* _Required work_
Every line of the data that contains the string "name" must be copied.

(Collected data entries)
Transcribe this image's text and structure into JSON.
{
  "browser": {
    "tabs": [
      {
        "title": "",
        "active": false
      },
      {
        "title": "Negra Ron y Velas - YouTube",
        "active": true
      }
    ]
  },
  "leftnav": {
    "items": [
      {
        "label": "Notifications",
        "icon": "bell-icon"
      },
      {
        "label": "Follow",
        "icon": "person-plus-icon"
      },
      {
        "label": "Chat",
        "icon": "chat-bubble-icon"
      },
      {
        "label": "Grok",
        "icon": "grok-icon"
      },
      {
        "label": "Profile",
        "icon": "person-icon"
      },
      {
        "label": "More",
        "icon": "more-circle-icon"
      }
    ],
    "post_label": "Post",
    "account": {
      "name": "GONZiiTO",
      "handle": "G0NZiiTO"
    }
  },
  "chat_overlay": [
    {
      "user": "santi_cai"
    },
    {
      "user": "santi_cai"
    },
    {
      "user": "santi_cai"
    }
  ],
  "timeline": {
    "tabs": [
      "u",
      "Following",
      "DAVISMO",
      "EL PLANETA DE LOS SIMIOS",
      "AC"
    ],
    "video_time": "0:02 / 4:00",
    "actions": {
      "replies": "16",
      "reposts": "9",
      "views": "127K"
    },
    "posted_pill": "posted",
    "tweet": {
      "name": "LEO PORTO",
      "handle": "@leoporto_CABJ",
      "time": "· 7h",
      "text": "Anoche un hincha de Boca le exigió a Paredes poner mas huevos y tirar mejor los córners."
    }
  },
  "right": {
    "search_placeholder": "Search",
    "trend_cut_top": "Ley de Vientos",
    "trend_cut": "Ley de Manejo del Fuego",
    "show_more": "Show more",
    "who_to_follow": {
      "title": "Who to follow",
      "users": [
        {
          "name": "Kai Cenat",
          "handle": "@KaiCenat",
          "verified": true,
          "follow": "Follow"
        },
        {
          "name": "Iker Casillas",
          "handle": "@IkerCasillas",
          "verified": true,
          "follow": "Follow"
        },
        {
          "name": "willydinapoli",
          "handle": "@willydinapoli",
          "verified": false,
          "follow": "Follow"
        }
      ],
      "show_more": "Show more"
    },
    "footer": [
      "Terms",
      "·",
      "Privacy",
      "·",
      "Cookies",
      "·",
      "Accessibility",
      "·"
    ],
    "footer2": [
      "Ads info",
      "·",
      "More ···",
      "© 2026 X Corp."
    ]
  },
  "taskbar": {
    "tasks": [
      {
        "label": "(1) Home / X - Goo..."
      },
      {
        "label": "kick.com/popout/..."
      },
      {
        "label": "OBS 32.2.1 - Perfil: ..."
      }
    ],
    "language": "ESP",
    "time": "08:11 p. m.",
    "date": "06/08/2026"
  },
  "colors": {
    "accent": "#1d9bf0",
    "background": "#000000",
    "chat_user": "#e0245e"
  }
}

* _Answer_
      "name": "GONZiiTO",
      "name": "LEO PORTO",
          "name": "Kai Cenat",
          "name": "Iker Casillas",
          "name": "willydinapoli",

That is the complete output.